**Entries shown:**
--- START ---

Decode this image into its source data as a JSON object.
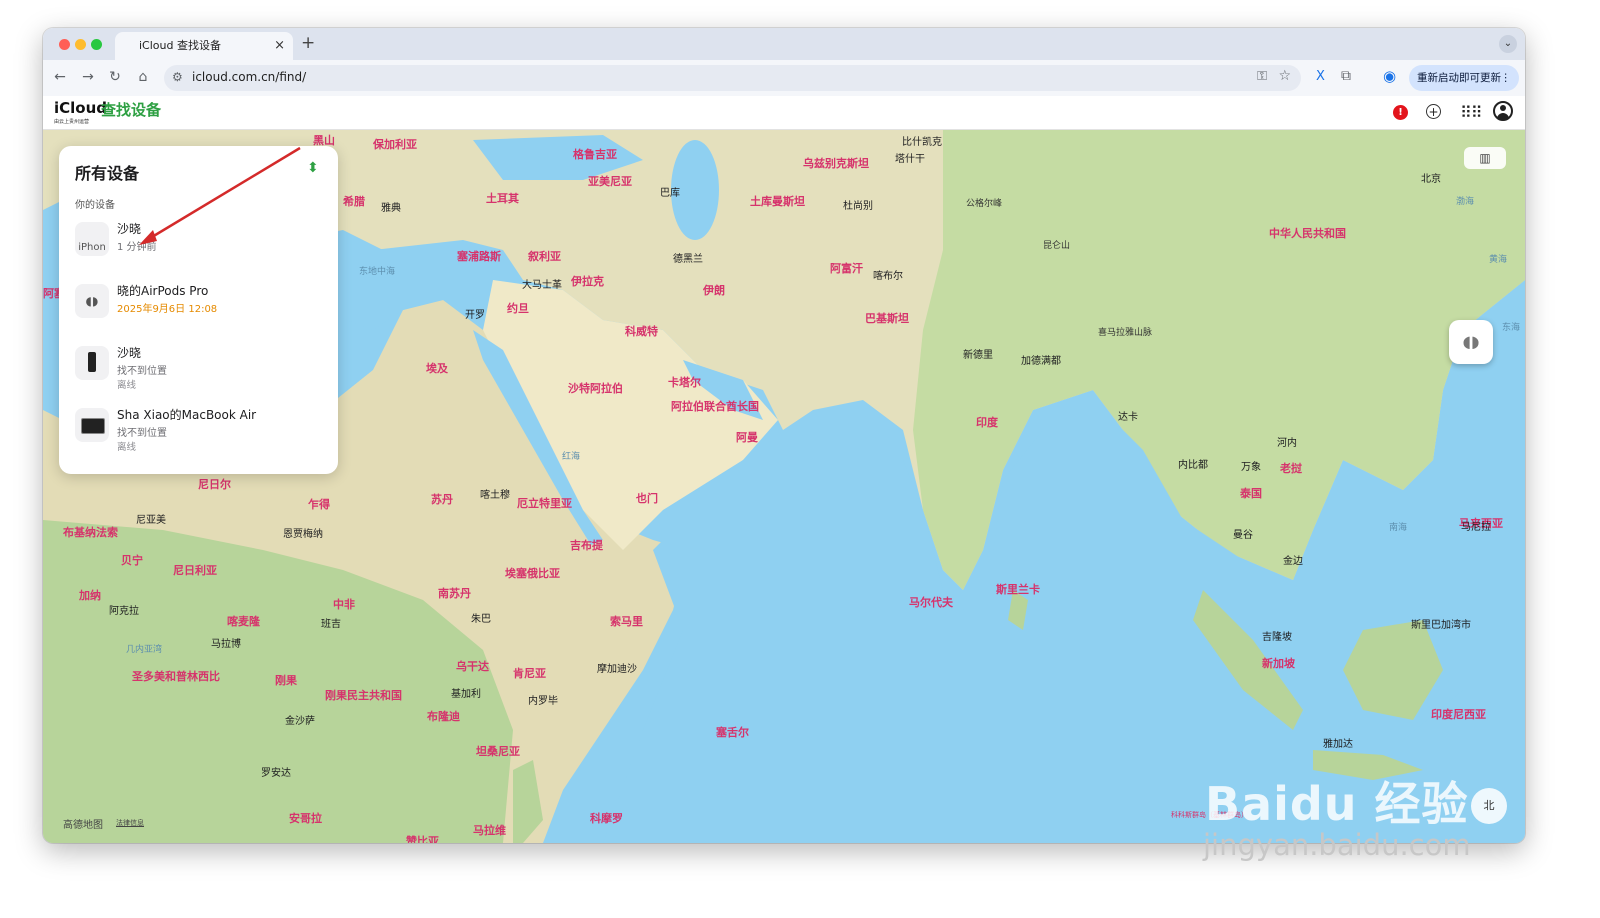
{
  "browser": {
    "tab_title": "iCloud 查找设备",
    "tab_favicon": "apple-icon",
    "new_tab": "+",
    "url": "icloud.com.cn/find/",
    "update_button": "重新启动即可更新",
    "update_more": "⋮",
    "ext_x": "X"
  },
  "header": {
    "brand": "iCloud",
    "app_name": "查找设备",
    "brand_sub": "由云上贵州运营",
    "alert": "!"
  },
  "panel": {
    "title": "所有设备",
    "section_label": "你的设备",
    "devices": [
      {
        "name": "沙晓",
        "status": "1 分钟前",
        "detail": "",
        "thumb": "iPhon"
      },
      {
        "name": "晓的AirPods Pro",
        "status": "2025年9月6日 12:08",
        "detail": "",
        "thumb": ""
      },
      {
        "name": "沙晓",
        "status": "找不到位置",
        "detail": "离线",
        "thumb": ""
      },
      {
        "name": "Sha Xiao的MacBook Air",
        "status": "找不到位置",
        "detail": "离线",
        "thumb": ""
      }
    ]
  },
  "map": {
    "attribution": "高德地图",
    "legal": "法律信息",
    "attribution_right": "科科斯群岛（基林群岛）",
    "compass": "北",
    "labels": {
      "c1": "中华人民共和国",
      "c2": "土库曼斯坦",
      "c3": "乌兹别克斯坦",
      "c4": "阿富汗",
      "c5": "巴基斯坦",
      "c6": "伊朗",
      "c7": "伊拉克",
      "c8": "叙利亚",
      "c9": "塞浦路斯",
      "c10": "土耳其",
      "c11": "希腊",
      "c12": "保加利亚",
      "c13": "格鲁吉亚",
      "c14": "亚美尼亚",
      "c15": "约旦",
      "c16": "科威特",
      "c17": "沙特阿拉伯",
      "c18": "卡塔尔",
      "c19": "阿拉伯联合酋长国",
      "c20": "阿曼",
      "c21": "也门",
      "c22": "埃及",
      "c23": "苏丹",
      "c24": "厄立特里亚",
      "c25": "吉布提",
      "c26": "埃塞俄比亚",
      "c27": "索马里",
      "c28": "南苏丹",
      "c29": "中非",
      "c30": "乍得",
      "c31": "尼日尔",
      "c32": "尼日利亚",
      "c33": "贝宁",
      "c34": "布基纳法索",
      "c35": "加纳",
      "c36": "喀麦隆",
      "c37": "刚果",
      "c38": "刚果民主共和国",
      "c39": "圣多美和普林西比",
      "c40": "乌干达",
      "c41": "肯尼亚",
      "c42": "布隆迪",
      "c43": "坦桑尼亚",
      "c44": "安哥拉",
      "c45": "马拉维",
      "c46": "赞比亚",
      "c47": "科摩罗",
      "c48": "塞舌尔",
      "c49": "马尔代夫",
      "c50": "斯里兰卡",
      "c51": "印度",
      "c52": "泰国",
      "c53": "老挝",
      "c54": "新加坡",
      "c55": "印度尼西亚",
      "c56": "马来西亚",
      "c57": "黑山",
      "c58": "阿塞拜疆",
      "t1": "北京",
      "t2": "比什凯克",
      "t3": "塔什干",
      "t4": "杜尚别",
      "t5": "喀布尔",
      "t6": "新德里",
      "t7": "加德满都",
      "t8": "达卡",
      "t9": "内比都",
      "t10": "河内",
      "t11": "万象",
      "t12": "曼谷",
      "t13": "金边",
      "t14": "吉隆坡",
      "t15": "马尼拉",
      "t16": "斯里巴加湾市",
      "t17": "雅加达",
      "t18": "巴库",
      "t19": "德黑兰",
      "t20": "大马士革",
      "t21": "雅典",
      "t22": "开罗",
      "t23": "喀土穆",
      "t24": "朱巴",
      "t25": "恩贾梅纳",
      "t26": "尼亚美",
      "t27": "阿克拉",
      "t28": "班吉",
      "t29": "马拉博",
      "t30": "基加利",
      "t31": "内罗毕",
      "t32": "摩加迪沙",
      "t33": "金沙萨",
      "t34": "罗安达",
      "s1": "东地中海",
      "s2": "红海",
      "s3": "几内亚湾",
      "s4": "黄海",
      "s5": "渤海",
      "s6": "南海",
      "s7": "东海",
      "p1": "公格尔峰",
      "p2": "昆仑山",
      "p3": "喜马拉雅山脉"
    }
  }
}
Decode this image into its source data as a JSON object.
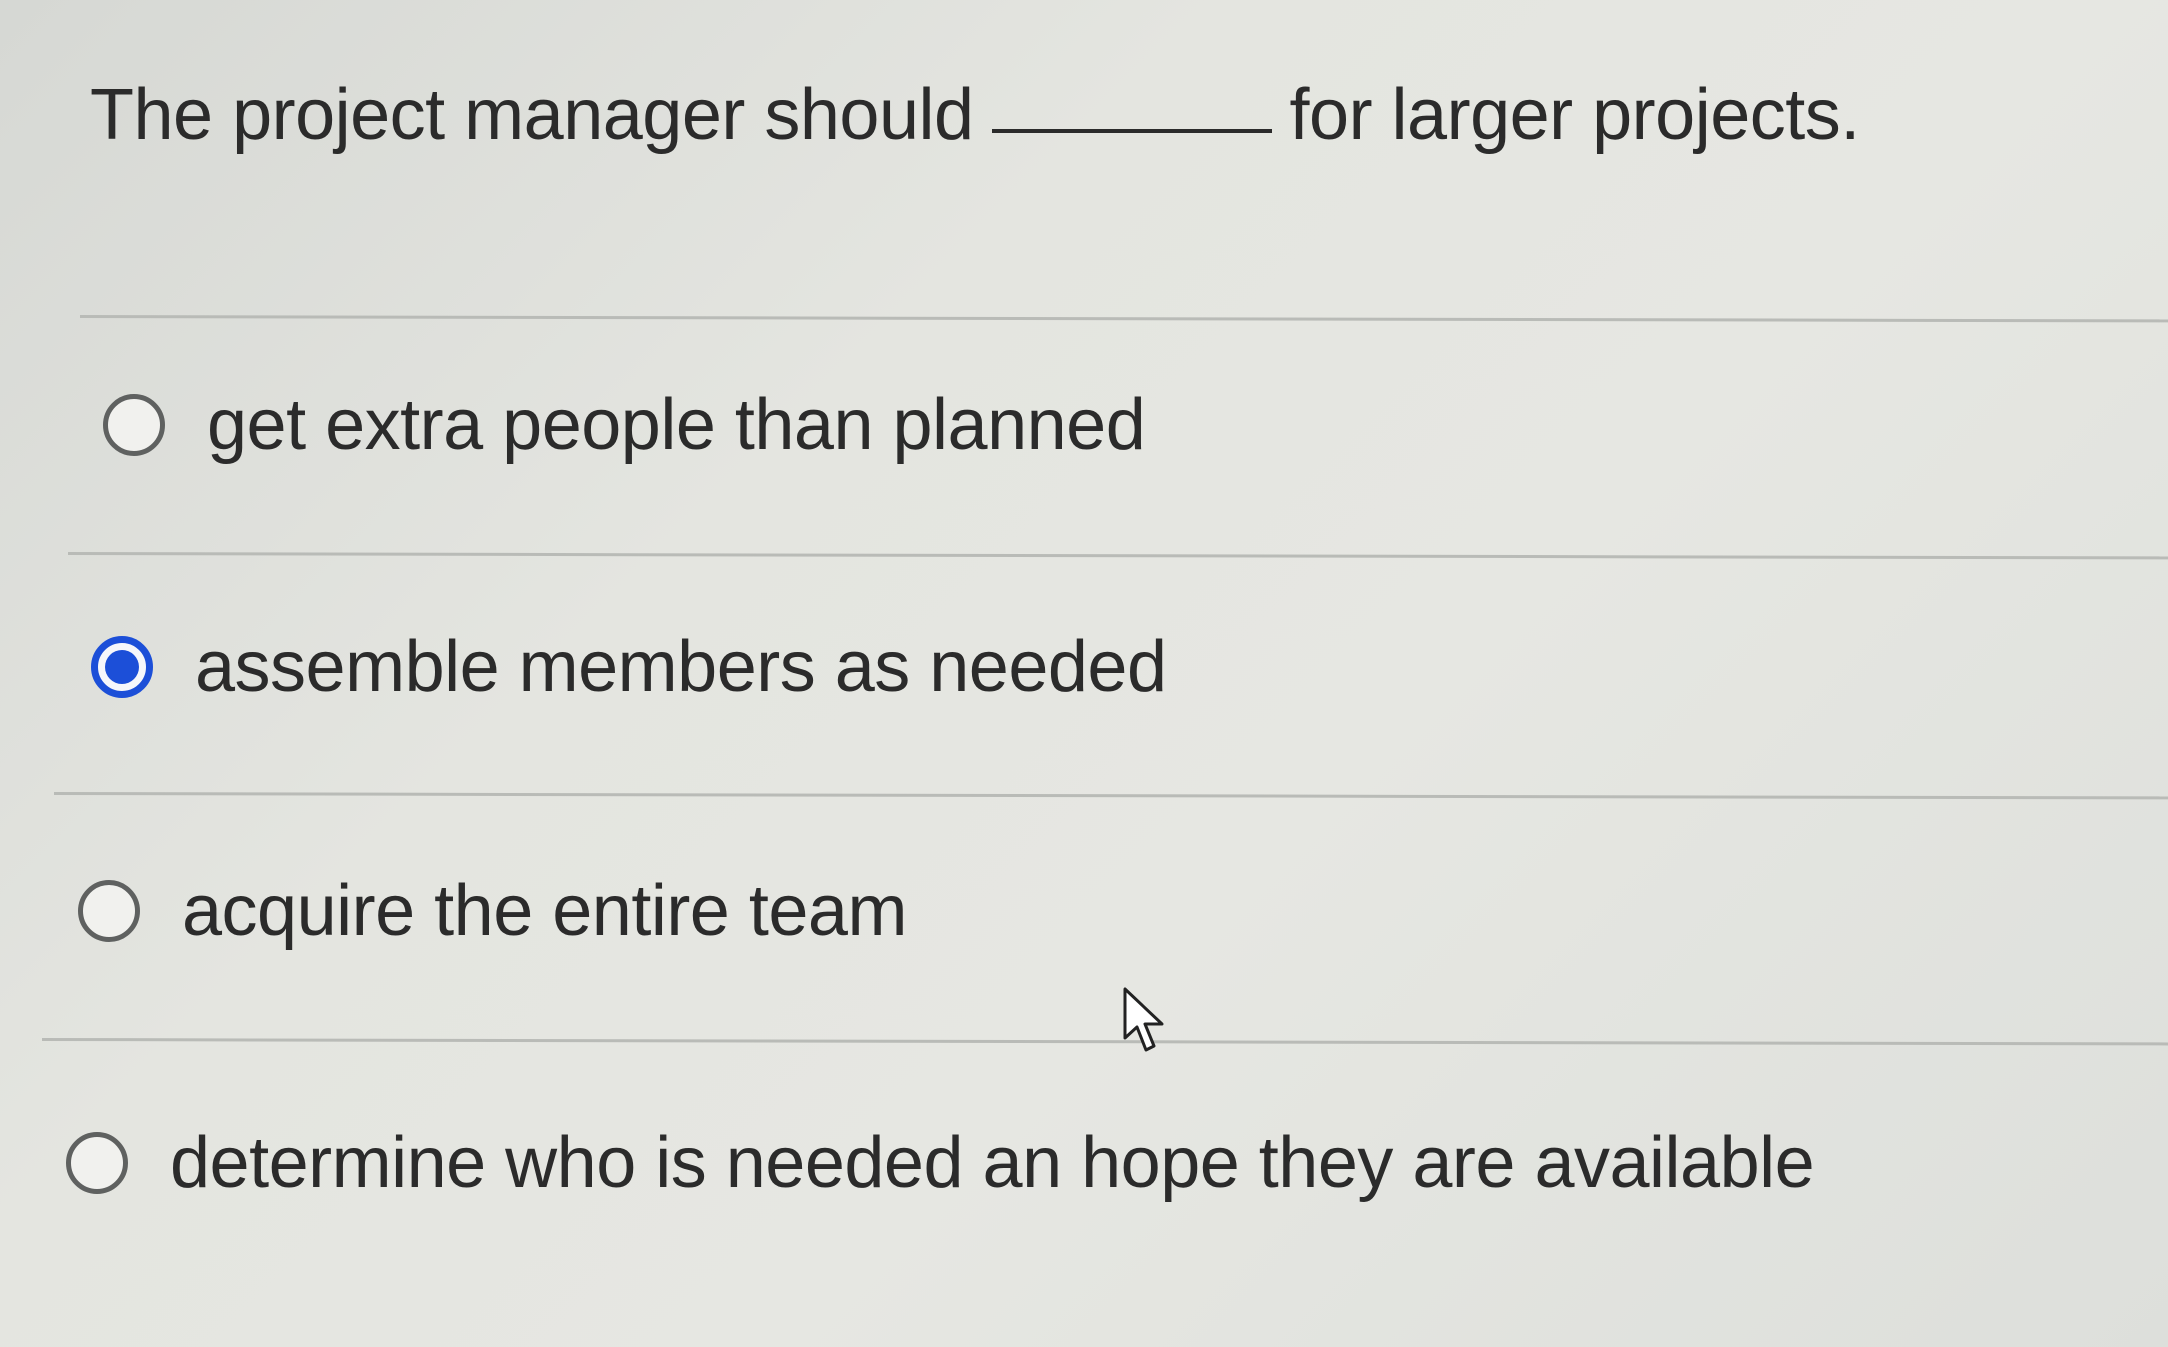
{
  "question": {
    "before_blank": "The project manager should",
    "after_blank": "for larger projects."
  },
  "options": [
    {
      "label": "get extra people than planned",
      "selected": false
    },
    {
      "label": "assemble members as needed",
      "selected": true
    },
    {
      "label": "acquire the entire team",
      "selected": false
    },
    {
      "label": "determine who is needed an hope they are available",
      "selected": false
    }
  ],
  "colors": {
    "selected_accent": "#1c4fd8",
    "text": "#2b2b2b",
    "background": "#e4e5e0"
  },
  "icons": {
    "cursor": "mouse-pointer-icon"
  }
}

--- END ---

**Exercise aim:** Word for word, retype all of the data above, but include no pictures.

**Answer to this exercise:**
Decode this image into its source data as a JSON object.
{
  "browser": {
    "tab_title": "iCloud 查找设备",
    "tab_favicon": "apple-icon",
    "new_tab": "+",
    "url": "icloud.com.cn/find/",
    "update_button": "重新启动即可更新",
    "update_more": "⋮",
    "ext_x": "X"
  },
  "header": {
    "brand": "iCloud",
    "app_name": "查找设备",
    "brand_sub": "由云上贵州运营",
    "alert": "!"
  },
  "panel": {
    "title": "所有设备",
    "section_label": "你的设备",
    "devices": [
      {
        "name": "沙晓",
        "status": "1 分钟前",
        "detail": "",
        "thumb": "iPhon"
      },
      {
        "name": "晓的AirPods Pro",
        "status": "2025年9月6日 12:08",
        "detail": "",
        "thumb": ""
      },
      {
        "name": "沙晓",
        "status": "找不到位置",
        "detail": "离线",
        "thumb": ""
      },
      {
        "name": "Sha Xiao的MacBook Air",
        "status": "找不到位置",
        "detail": "离线",
        "thumb": ""
      }
    ]
  },
  "map": {
    "attribution": "高德地图",
    "legal": "法律信息",
    "attribution_right": "科科斯群岛（基林群岛）",
    "compass": "北",
    "labels": {
      "c1": "中华人民共和国",
      "c2": "土库曼斯坦",
      "c3": "乌兹别克斯坦",
      "c4": "阿富汗",
      "c5": "巴基斯坦",
      "c6": "伊朗",
      "c7": "伊拉克",
      "c8": "叙利亚",
      "c9": "塞浦路斯",
      "c10": "土耳其",
      "c11": "希腊",
      "c12": "保加利亚",
      "c13": "格鲁吉亚",
      "c14": "亚美尼亚",
      "c15": "约旦",
      "c16": "科威特",
      "c17": "沙特阿拉伯",
      "c18": "卡塔尔",
      "c19": "阿拉伯联合酋长国",
      "c20": "阿曼",
      "c21": "也门",
      "c22": "埃及",
      "c23": "苏丹",
      "c24": "厄立特里亚",
      "c25": "吉布提",
      "c26": "埃塞俄比亚",
      "c27": "索马里",
      "c28": "南苏丹",
      "c29": "中非",
      "c30": "乍得",
      "c31": "尼日尔",
      "c32": "尼日利亚",
      "c33": "贝宁",
      "c34": "布基纳法索",
      "c35": "加纳",
      "c36": "喀麦隆",
      "c37": "刚果",
      "c38": "刚果民主共和国",
      "c39": "圣多美和普林西比",
      "c40": "乌干达",
      "c41": "肯尼亚",
      "c42": "布隆迪",
      "c43": "坦桑尼亚",
      "c44": "安哥拉",
      "c45": "马拉维",
      "c46": "赞比亚",
      "c47": "科摩罗",
      "c48": "塞舌尔",
      "c49": "马尔代夫",
      "c50": "斯里兰卡",
      "c51": "印度",
      "c52": "泰国",
      "c53": "老挝",
      "c54": "新加坡",
      "c55": "印度尼西亚",
      "c56": "马来西亚",
      "c57": "黑山",
      "c58": "阿塞拜疆",
      "t1": "北京",
      "t2": "比什凯克",
      "t3": "塔什干",
      "t4": "杜尚别",
      "t5": "喀布尔",
      "t6": "新德里",
      "t7": "加德满都",
      "t8": "达卡",
      "t9": "内比都",
      "t10": "河内",
      "t11": "万象",
      "t12": "曼谷",
      "t13": "金边",
      "t14": "吉隆坡",
      "t15": "马尼拉",
      "t16": "斯里巴加湾市",
      "t17": "雅加达",
      "t18": "巴库",
      "t19": "德黑兰",
      "t20": "大马士革",
      "t21": "雅典",
      "t22": "开罗",
      "t23": "喀土穆",
      "t24": "朱巴",
      "t25": "恩贾梅纳",
      "t26": "尼亚美",
      "t27": "阿克拉",
      "t28": "班吉",
      "t29": "马拉博",
      "t30": "基加利",
      "t31": "内罗毕",
      "t32": "摩加迪沙",
      "t33": "金沙萨",
      "t34": "罗安达",
      "s1": "东地中海",
      "s2": "红海",
      "s3": "几内亚湾",
      "s4": "黄海",
      "s5": "渤海",
      "s6": "南海",
      "s7": "东海",
      "p1": "公格尔峰",
      "p2": "昆仑山",
      "p3": "喜马拉雅山脉"
    }
  }
}
Decode this image into its source data as a JSON object.
{
  "question": {
    "before_blank": "The project manager should",
    "after_blank": "for larger projects."
  },
  "options": [
    {
      "label": "get extra people than planned",
      "selected": false
    },
    {
      "label": "assemble members as needed",
      "selected": true
    },
    {
      "label": "acquire the entire team",
      "selected": false
    },
    {
      "label": "determine who is needed an hope they are available",
      "selected": false
    }
  ],
  "colors": {
    "selected_accent": "#1c4fd8",
    "text": "#2b2b2b",
    "background": "#e4e5e0"
  },
  "icons": {
    "cursor": "mouse-pointer-icon"
  }
}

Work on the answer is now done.